Earlier this year I complained that where I live, the bike lanes are where you put the construction trailers and equipment, often for months on end; the idea that the bike lane might be maintained and that cars might have to give up some space would not be considered here. I compared it to Copenhagen, where I saw expensive and extensive accommodations for cyclists, often at the expense of lanes for cars.
Prioritising cyclists during roadworks. Always. http://t.co/VpbksNvm6p— Mikael (@copenhagenize) July 21, 2014
Now Mikael Colville-Andersen of Copenhagenize points to an earlier post on his site that explains why this is the case:
In Copenhagen, there are rules that apply to our bicycle network during situations with roadworks or construction. The City prioritises the bicycle traffic wherever possible in such situations. It doesn't make much sense to build bicycle infrastructure and then not keep it clear. Roads are swept or cleared of snow, as are sidewalks. The same applies to bicycle lanes and tracks. The bicycles must roll on. In a city with such high levels of bicycle traffic, restricting their movement would be expensive.
It is one of those things that indicate whether or not a city takes cycling seriously. In cities where every bike lane is considered part of the "war on the car", where every dollar spent on anything other than fixing roads is considered a frill, They wouldn't think of demanding that construction trailers be built on stilts over the sidewalk so that the bike lane could be maintained. Because bike lanes are just so convenient. Mikael points out that it is a bigger story than just being fair, it is one of those things that has to be done if you are going to encourage people to ride bikes.
At all times, prioritising bicycle traffic is of the utmost importance. A city must send concrete signals that it takes bicycle traffic seriously. Cycling citizens need a city that is reliable in its maintenance and prioritisation of bicycles. If they can count on their infrastructure being taken care of, it will encourage them to ride. If trains, for example, are unreliable, fewer people will use them and look to other modes. The same applies to bicycle traffic. Rain or snow. Roadworks or smooth sailing. 24-7.
It's an interesting point. In a city where there might be 25,000 cyclists on a given street going to work every day, you can see why this really matters.

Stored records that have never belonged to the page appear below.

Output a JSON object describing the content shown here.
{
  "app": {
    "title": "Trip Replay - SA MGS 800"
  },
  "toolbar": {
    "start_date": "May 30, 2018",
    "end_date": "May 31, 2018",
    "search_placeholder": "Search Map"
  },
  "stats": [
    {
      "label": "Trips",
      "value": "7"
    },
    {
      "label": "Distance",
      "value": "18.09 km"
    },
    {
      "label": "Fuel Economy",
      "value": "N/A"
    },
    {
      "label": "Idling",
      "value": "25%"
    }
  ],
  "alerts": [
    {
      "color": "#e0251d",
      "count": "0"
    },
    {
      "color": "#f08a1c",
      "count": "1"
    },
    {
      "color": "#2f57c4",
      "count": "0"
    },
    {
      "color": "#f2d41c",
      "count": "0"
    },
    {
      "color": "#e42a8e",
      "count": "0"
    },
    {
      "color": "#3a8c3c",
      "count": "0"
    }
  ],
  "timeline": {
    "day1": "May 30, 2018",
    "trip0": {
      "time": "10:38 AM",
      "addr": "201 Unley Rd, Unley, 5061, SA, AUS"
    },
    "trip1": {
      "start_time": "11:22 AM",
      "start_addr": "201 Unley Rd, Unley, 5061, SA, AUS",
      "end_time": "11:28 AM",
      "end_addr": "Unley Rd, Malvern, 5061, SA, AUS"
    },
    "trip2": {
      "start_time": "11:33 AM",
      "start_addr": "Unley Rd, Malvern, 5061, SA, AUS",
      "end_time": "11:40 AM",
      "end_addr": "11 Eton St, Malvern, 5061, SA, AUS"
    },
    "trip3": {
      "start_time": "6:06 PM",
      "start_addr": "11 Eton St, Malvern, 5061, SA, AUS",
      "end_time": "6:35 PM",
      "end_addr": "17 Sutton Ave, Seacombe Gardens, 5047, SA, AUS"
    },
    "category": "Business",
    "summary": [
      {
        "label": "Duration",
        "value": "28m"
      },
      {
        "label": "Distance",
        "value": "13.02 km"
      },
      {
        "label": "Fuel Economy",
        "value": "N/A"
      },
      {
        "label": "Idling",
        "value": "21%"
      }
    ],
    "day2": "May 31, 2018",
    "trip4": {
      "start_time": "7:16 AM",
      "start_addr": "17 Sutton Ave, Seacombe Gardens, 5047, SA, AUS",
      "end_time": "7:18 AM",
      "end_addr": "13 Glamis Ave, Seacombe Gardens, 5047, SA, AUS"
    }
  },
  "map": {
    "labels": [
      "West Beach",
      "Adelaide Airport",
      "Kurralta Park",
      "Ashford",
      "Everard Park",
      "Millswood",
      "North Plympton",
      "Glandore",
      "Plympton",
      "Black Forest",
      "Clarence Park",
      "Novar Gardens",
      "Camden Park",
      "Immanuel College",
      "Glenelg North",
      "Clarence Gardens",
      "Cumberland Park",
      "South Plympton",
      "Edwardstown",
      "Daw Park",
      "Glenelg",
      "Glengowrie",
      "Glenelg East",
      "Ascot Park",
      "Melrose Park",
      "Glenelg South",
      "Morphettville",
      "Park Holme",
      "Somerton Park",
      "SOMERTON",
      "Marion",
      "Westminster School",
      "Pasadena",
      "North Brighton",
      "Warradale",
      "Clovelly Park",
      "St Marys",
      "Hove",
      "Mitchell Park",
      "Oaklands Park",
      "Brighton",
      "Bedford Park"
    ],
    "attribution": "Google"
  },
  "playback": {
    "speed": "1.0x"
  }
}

In North American cities, the politicians would say that a) cars have priority and b) putting offices on stilts and putting in all these barriers costs money and they don't have it. On the other hand, as Mikael notes, lousy infrastructure discourages ridership. What do you think?